Russia has been concurrently trying to stabilize diplomatic relations with the United States by "peaceful means", without stooping to "visa wars", but failed to find understanding with Washington on the issue. For instance, Moscow proposed to bilaterally "reset" restrictions on the activities of foreign institutions and get back to the situation before December 2016, or at least to suspend certain categories of embassy staff in Moscow and Washington from visa exchanges.
However, in defiance of agreements reached at the Geneva summit between Russian and US Presidents Vladimir Putin and Joe Biden of June 16, there has been no progress in Washington's hard-line policy. The United States has not abandoned its sanctions policy against Russia. In a recent interview with the National Interest magazine, Anatoly Antonov said that by September 3, 24 Russian diplomats with expiring visas must leave America, without replacements. Moreover, the State Department earlier set a three-year limit on business trips for Russian personnel in the United States, which Washington does not incidentally apply to any other country.

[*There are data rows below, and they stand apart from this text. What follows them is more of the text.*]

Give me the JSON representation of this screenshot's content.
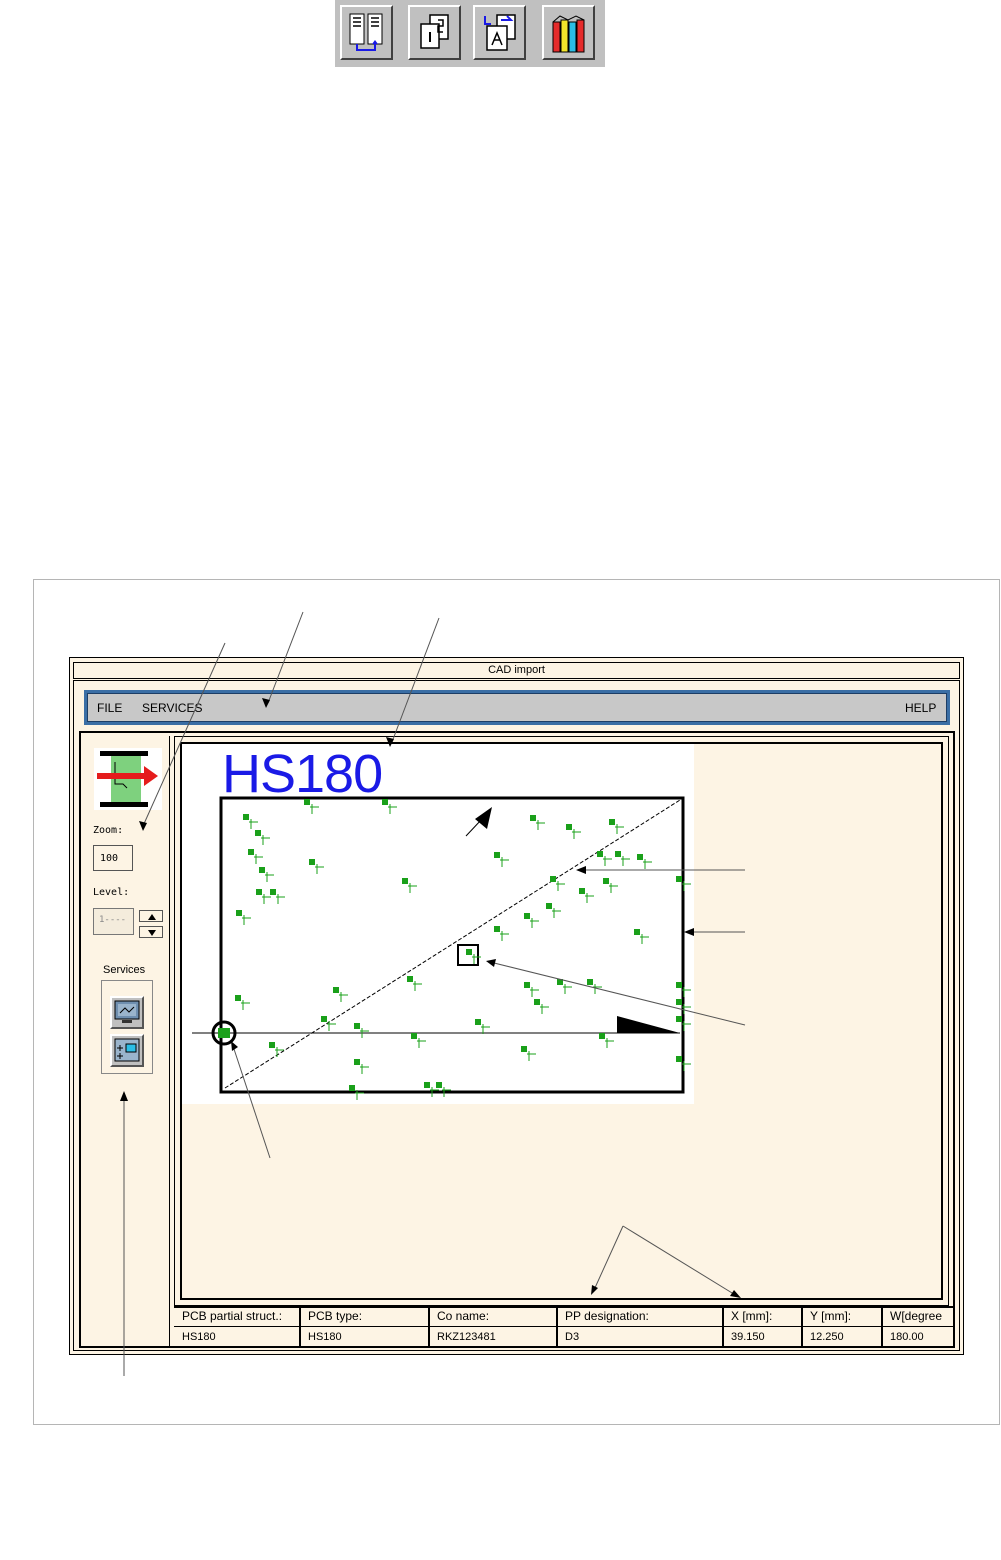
{
  "toolbar": {
    "buttons": [
      {
        "icon": "pcb-layout-transfer-icon"
      },
      {
        "icon": "pages-copy-icon"
      },
      {
        "icon": "document-import-icon"
      },
      {
        "icon": "library-books-icon"
      }
    ]
  },
  "window": {
    "title": "CAD import",
    "menu": {
      "file": "FILE",
      "services": "SERVICES",
      "help": "HELP"
    },
    "left_panel": {
      "zoom_label": "Zoom:",
      "zoom_value": "100",
      "level_label": "Level:",
      "level_value": "1----",
      "services_label": "Services",
      "service_buttons": [
        {
          "icon": "monitor-board-icon"
        },
        {
          "icon": "component-placement-icon"
        }
      ]
    },
    "canvas": {
      "board_name": "HS180",
      "accent_color": "#1a1ae6",
      "component_color": "#1aa01a"
    },
    "info_grid": {
      "headers": [
        "PCB partial struct.:",
        "PCB type:",
        "Co name:",
        "PP designation:",
        "X [mm]:",
        "Y [mm]:",
        "W[degree"
      ],
      "values": [
        "HS180",
        "HS180",
        "RKZ123481",
        "D3",
        "39.150",
        "12.250",
        "180.00"
      ]
    }
  }
}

"Unfortunately, the situation does not change for the better. Russian diplomatic missions in the United States are still forced to work under unprecedented restrictions that not only remain in effect, but are stepped up," Ambassador Antonov stated. "Regardless of the Biden administration's declarations concerning the important role of diplomacy and willingness to develop stable and predictable relations with our country, the Russian diplomatic presence experiences continuous strikes." According to him, the American side shows perseverance and ingenuity in this matter, and "the expulsions of diplomats are implemented under far-fetched pretexts now and then."
In conclusion, please note that the current situation in Russian-American relations has already caused a relevant reaction with Moscow. Deputy Speaker of the Federation Council Konstantin Kosachev is convinced that the US authorities are fully responsible for the visa situation. "The blame lies solely with the United States. The US groundlessly accused Russia of interfering in its domestic affairs and targeted Russian diplomatic missions in retaliation, seizing their property, expelling personnel and refusing to issue visas to new employees, which continues to this day in progressively sophisticated forms," Kosachev emphasized.